━━ Dataset records

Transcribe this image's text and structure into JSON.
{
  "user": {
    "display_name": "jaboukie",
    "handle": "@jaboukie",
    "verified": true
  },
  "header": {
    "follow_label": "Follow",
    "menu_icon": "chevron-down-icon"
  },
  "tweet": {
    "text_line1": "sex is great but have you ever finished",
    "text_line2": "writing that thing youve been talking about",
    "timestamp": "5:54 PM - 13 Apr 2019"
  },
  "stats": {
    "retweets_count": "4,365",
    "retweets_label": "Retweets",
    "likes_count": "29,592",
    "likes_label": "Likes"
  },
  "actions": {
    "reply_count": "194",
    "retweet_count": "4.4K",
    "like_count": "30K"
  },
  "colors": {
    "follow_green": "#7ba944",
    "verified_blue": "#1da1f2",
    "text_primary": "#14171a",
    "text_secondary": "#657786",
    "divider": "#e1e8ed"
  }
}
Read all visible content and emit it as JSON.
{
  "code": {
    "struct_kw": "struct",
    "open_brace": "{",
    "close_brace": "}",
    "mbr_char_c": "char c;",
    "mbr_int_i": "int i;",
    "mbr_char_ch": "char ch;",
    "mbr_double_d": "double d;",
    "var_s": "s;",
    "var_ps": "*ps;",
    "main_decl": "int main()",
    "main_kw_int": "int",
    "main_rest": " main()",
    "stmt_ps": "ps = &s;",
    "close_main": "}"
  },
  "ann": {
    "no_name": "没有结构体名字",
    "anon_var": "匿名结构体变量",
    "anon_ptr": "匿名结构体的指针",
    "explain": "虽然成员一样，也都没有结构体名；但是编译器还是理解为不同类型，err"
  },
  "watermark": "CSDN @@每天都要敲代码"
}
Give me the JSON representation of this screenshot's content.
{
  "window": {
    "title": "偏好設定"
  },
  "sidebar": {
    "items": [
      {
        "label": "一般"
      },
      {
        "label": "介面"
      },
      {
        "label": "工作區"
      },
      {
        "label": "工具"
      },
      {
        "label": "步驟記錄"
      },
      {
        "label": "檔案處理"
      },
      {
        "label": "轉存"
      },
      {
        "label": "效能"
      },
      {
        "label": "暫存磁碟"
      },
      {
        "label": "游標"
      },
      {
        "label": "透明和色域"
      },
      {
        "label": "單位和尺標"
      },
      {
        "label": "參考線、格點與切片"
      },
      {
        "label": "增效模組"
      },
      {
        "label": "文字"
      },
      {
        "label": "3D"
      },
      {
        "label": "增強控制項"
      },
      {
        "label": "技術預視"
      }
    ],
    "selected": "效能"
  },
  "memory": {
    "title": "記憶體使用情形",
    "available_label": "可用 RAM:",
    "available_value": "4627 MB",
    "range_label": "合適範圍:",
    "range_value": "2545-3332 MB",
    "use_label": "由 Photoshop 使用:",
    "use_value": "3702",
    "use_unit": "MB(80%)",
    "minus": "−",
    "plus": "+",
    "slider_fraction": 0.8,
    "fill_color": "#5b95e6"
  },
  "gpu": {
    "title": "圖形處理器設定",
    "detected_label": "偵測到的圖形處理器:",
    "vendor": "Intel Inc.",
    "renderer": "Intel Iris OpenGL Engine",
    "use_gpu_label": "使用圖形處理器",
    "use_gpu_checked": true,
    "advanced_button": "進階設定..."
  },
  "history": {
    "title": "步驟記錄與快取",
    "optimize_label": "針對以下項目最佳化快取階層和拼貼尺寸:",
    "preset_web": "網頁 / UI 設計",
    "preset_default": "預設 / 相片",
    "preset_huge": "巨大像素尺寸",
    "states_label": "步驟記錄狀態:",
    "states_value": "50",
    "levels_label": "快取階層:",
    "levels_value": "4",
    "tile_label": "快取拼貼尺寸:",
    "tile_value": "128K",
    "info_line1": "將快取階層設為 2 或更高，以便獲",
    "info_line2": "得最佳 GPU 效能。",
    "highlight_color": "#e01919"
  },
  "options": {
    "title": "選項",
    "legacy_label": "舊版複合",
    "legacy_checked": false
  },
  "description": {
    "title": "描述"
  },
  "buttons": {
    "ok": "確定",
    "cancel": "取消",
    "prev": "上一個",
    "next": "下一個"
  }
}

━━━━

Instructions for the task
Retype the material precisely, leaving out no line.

Exercise answer
Transcribe this image's text and structure into JSON.
{
  "user": {
    "display_name": "jaboukie",
    "handle": "@jaboukie",
    "verified": true
  },
  "header": {
    "follow_label": "Follow",
    "menu_icon": "chevron-down-icon"
  },
  "tweet": {
    "text_line1": "sex is great but have you ever finished",
    "text_line2": "writing that thing youve been talking about",
    "timestamp": "5:54 PM - 13 Apr 2019"
  },
  "stats": {
    "retweets_count": "4,365",
    "retweets_label": "Retweets",
    "likes_count": "29,592",
    "likes_label": "Likes"
  },
  "actions": {
    "reply_count": "194",
    "retweet_count": "4.4K",
    "like_count": "30K"
  },
  "colors": {
    "follow_green": "#7ba944",
    "verified_blue": "#1da1f2",
    "text_primary": "#14171a",
    "text_secondary": "#657786",
    "divider": "#e1e8ed"
  }
}
Read all visible content and emit it as JSON.
{
  "code": {
    "struct_kw": "struct",
    "open_brace": "{",
    "close_brace": "}",
    "mbr_char_c": "char c;",
    "mbr_int_i": "int i;",
    "mbr_char_ch": "char ch;",
    "mbr_double_d": "double d;",
    "var_s": "s;",
    "var_ps": "*ps;",
    "main_decl": "int main()",
    "main_kw_int": "int",
    "main_rest": " main()",
    "stmt_ps": "ps = &s;",
    "close_main": "}"
  },
  "ann": {
    "no_name": "没有结构体名字",
    "anon_var": "匿名结构体变量",
    "anon_ptr": "匿名结构体的指针",
    "explain": "虽然成员一样，也都没有结构体名；但是编译器还是理解为不同类型，err"
  },
  "watermark": "CSDN @@每天都要敲代码"
}
Give me the JSON representation of this screenshot's content.
{
  "window": {
    "title": "偏好設定"
  },
  "sidebar": {
    "items": [
      {
        "label": "一般"
      },
      {
        "label": "介面"
      },
      {
        "label": "工作區"
      },
      {
        "label": "工具"
      },
      {
        "label": "步驟記錄"
      },
      {
        "label": "檔案處理"
      },
      {
        "label": "轉存"
      },
      {
        "label": "效能"
      },
      {
        "label": "暫存磁碟"
      },
      {
        "label": "游標"
      },
      {
        "label": "透明和色域"
      },
      {
        "label": "單位和尺標"
      },
      {
        "label": "參考線、格點與切片"
      },
      {
        "label": "增效模組"
      },
      {
        "label": "文字"
      },
      {
        "label": "3D"
      },
      {
        "label": "增強控制項"
      },
      {
        "label": "技術預視"
      }
    ],
    "selected": "效能"
  },
  "memory": {
    "title": "記憶體使用情形",
    "available_label": "可用 RAM:",
    "available_value": "4627 MB",
    "range_label": "合適範圍:",
    "range_value": "2545-3332 MB",
    "use_label": "由 Photoshop 使用:",
    "use_value": "3702",
    "use_unit": "MB(80%)",
    "minus": "−",
    "plus": "+",
    "slider_fraction": 0.8,
    "fill_color": "#5b95e6"
  },
  "gpu": {
    "title": "圖形處理器設定",
    "detected_label": "偵測到的圖形處理器:",
    "vendor": "Intel Inc.",
    "renderer": "Intel Iris OpenGL Engine",
    "use_gpu_label": "使用圖形處理器",
    "use_gpu_checked": true,
    "advanced_button": "進階設定..."
  },
  "history": {
    "title": "步驟記錄與快取",
    "optimize_label": "針對以下項目最佳化快取階層和拼貼尺寸:",
    "preset_web": "網頁 / UI 設計",
    "preset_default": "預設 / 相片",
    "preset_huge": "巨大像素尺寸",
    "states_label": "步驟記錄狀態:",
    "states_value": "50",
    "levels_label": "快取階層:",
    "levels_value": "4",
    "tile_label": "快取拼貼尺寸:",
    "tile_value": "128K",
    "info_line1": "將快取階層設為 2 或更高，以便獲",
    "info_line2": "得最佳 GPU 效能。",
    "highlight_color": "#e01919"
  },
  "options": {
    "title": "選項",
    "legacy_label": "舊版複合",
    "legacy_checked": false
  },
  "description": {
    "title": "描述"
  },
  "buttons": {
    "ok": "確定",
    "cancel": "取消",
    "prev": "上一個",
    "next": "下一個"
  }
}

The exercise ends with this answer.